    • Write a short introduction about the main question(s) your book addresses, and the answers it offers. Be sure to mention what sources the author draws from. This is the place for your thesis statement assessing the author's main argument or point (i.e. the author's thesis).
    • In the main body of your essay you should integrate a description with a discussion of how convincingly the book makes that argument. Conclude with a suggestion about the book's potential audience.
    • Please resubmit your proposal when you submit your book essay--attached in front of it.
  2. Content/Grading. When I grade, I look for five things.
    1. First, a thesis statement tells me the goal of the book, what it is trying to argue or explain. The thesis can also be about insights or inferences that you draw from the book. Mark it with boldface type.
    2. Second, I look for an argument supporting that thesis.
    3. Third, I look for concrete evidence—specific cases or examples—used to support that argument. A paper with any two of these three is a "C;" all three elements earn a "B."
    4. Fourth, I look to see whether counterevidence is discussed—whether you refute evidence that supports a thesis different or contradictory to the author's. If elements one, two and three are also present, this would bring a paper into the "A" range.
    5. Finally, I look to see whether a paper is carefully written and proofread, and has clear organization or perhaps even stylistic grace. This can lift a paper up to a “+” or, with two or more typos/errors per page, drop it down to a “.”
  3. Length. Your essay should be at least 1800 words—6-7 double-spaced, typed pages, with 1½x1x1x1" margins and 12 point, proportional space font. In Microsoft Word, select the body text of your paper. Use Tools > Word Count, and insert the resulting number after your name at the top of your paper.
    Number the pages! By hand is ok if you are word-processor challenged. Otherwise one point off!
  4. Due dates. Late submissions will be penalized one point per day, beginning at 2:00pm.
  5. Grading. The book essay counts for 20% of your final grade (30% with the proposal and corrected version). It is worth taking seriously!
    Any submitted work that is not proofread or does not have numbered pages will be reduced by one point.
  6. This course fulfills the general education writing requirement. If you do not submit all parts of the book essay assignment, you cannot receive credit for this course (i.e., you will fail).
  7. Plagiarism—presenting someone else's work as your own, or deliberately failing to credit or attribute the work of others on whom you draw (including materials found on the web)—is a serious academic offense, punishable by dismissal from the university. It hurts the one who commits it most of all, by cheating them out of an education. I will report offenses to the appropriate university authorities for disciplinary action.

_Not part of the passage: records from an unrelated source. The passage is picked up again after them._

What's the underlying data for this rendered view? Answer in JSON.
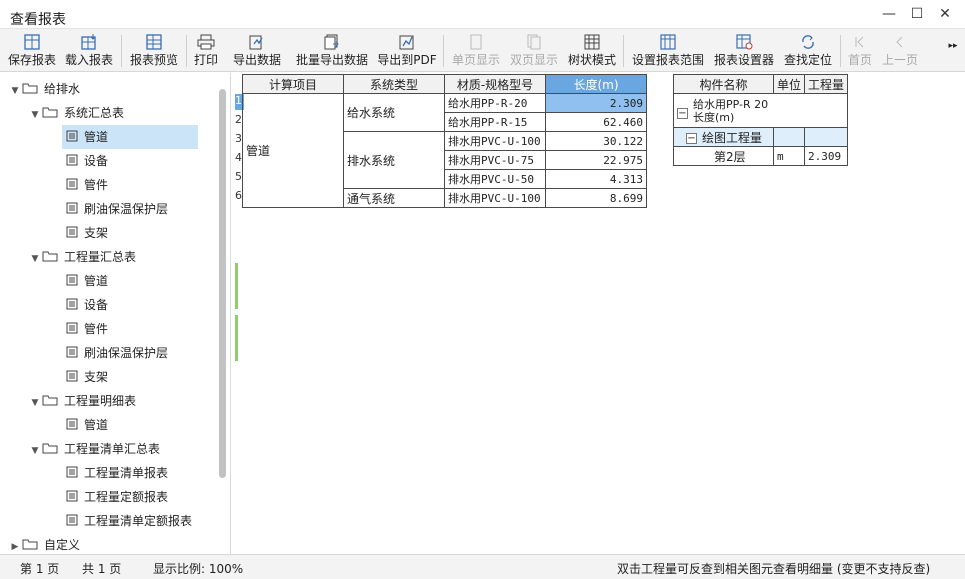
{
  "window": {
    "title": "查看报表",
    "minimize": "—",
    "maximize": "☐",
    "close": "✕"
  },
  "toolbar": {
    "buttons": [
      {
        "label": "保存报表",
        "icon": "save-report-icon"
      },
      {
        "label": "载入报表",
        "icon": "load-report-icon"
      },
      {
        "label": "报表预览",
        "icon": "preview-icon"
      },
      {
        "label": "打印",
        "icon": "printer-icon"
      },
      {
        "label": "导出数据",
        "icon": "export-data-icon"
      },
      {
        "label": "批量导出数据",
        "icon": "batch-export-icon"
      },
      {
        "label": "导出到PDF",
        "icon": "export-pdf-icon"
      },
      {
        "label": "单页显示",
        "icon": "single-page-icon",
        "disabled": true
      },
      {
        "label": "双页显示",
        "icon": "double-page-icon",
        "disabled": true
      },
      {
        "label": "树状模式",
        "icon": "tree-mode-icon"
      },
      {
        "label": "设置报表范围",
        "icon": "report-range-icon"
      },
      {
        "label": "报表设置器",
        "icon": "report-settings-icon"
      },
      {
        "label": "查找定位",
        "icon": "locate-icon"
      },
      {
        "label": "首页",
        "icon": "first-page-icon",
        "disabled": true
      },
      {
        "label": "上一页",
        "icon": "prev-page-icon",
        "disabled": true
      }
    ],
    "more": "▸▸"
  },
  "tree": {
    "root": "给排水",
    "groups": [
      {
        "label": "系统汇总表",
        "items": [
          "管道",
          "设备",
          "管件",
          "刷油保温保护层",
          "支架"
        ]
      },
      {
        "label": "工程量汇总表",
        "items": [
          "管道",
          "设备",
          "管件",
          "刷油保温保护层",
          "支架"
        ]
      },
      {
        "label": "工程量明细表",
        "items": [
          "管道"
        ]
      },
      {
        "label": "工程量清单汇总表",
        "items": [
          "工程量清单报表",
          "工程量定额报表",
          "工程量清单定额报表"
        ]
      }
    ],
    "custom": "自定义"
  },
  "report": {
    "headers": [
      "计算项目",
      "系统类型",
      "材质-规格型号",
      "长度(m)"
    ],
    "row_numbers": [
      "1",
      "2",
      "3",
      "4",
      "5",
      "6"
    ],
    "item": "管道",
    "systems": [
      "给水系统",
      "排水系统",
      "通气系统"
    ],
    "rows": [
      {
        "spec": "给水用PP-R-20",
        "length": "2.309"
      },
      {
        "spec": "给水用PP-R-15",
        "length": "62.460"
      },
      {
        "spec": "排水用PVC-U-100",
        "length": "30.122"
      },
      {
        "spec": "排水用PVC-U-75",
        "length": "22.975"
      },
      {
        "spec": "排水用PVC-U-50",
        "length": "4.313"
      },
      {
        "spec": "排水用PVC-U-100",
        "length": "8.699"
      }
    ]
  },
  "detail": {
    "headers": [
      "构件名称",
      "单位",
      "工程量"
    ],
    "root_line1": "给水用PP-R 20",
    "root_line2": "长度(m)",
    "group": "绘图工程量",
    "floor": {
      "name": "第2层",
      "unit": "m",
      "qty": "2.309"
    },
    "expander_sign": "−"
  },
  "status": {
    "page_current": "第 1 页",
    "page_total": "共 1 页",
    "zoom": "显示比例: 100%",
    "hint": "双击工程量可反查到相关图元查看明细量 (变更不支持反查)"
  }
}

Revised version (due Nov. 25, 2008) (back to top)

  1. I will return your paper with comments and corrections. You should correct the items noted, both marking the hard copy and describing on a separate sheet (attach it to the front) how you would change your essay to improve it along the lines I suggest. Include rewritten paragraphs as necessary.
    If I have suggested extensive revisions, you may need more than one sheet, or even a fresh printout.
  2. Note that if you earn a B+ grade or better, you may opt for web publication instead of a final exam.
Text Box:

Links (back to top)[checked 10/12/08]

page created by H. Marcuse, Oct. 12, 2008, updated
back to top, to UCSB Hist 133c homepage, to H. Marcuse homepage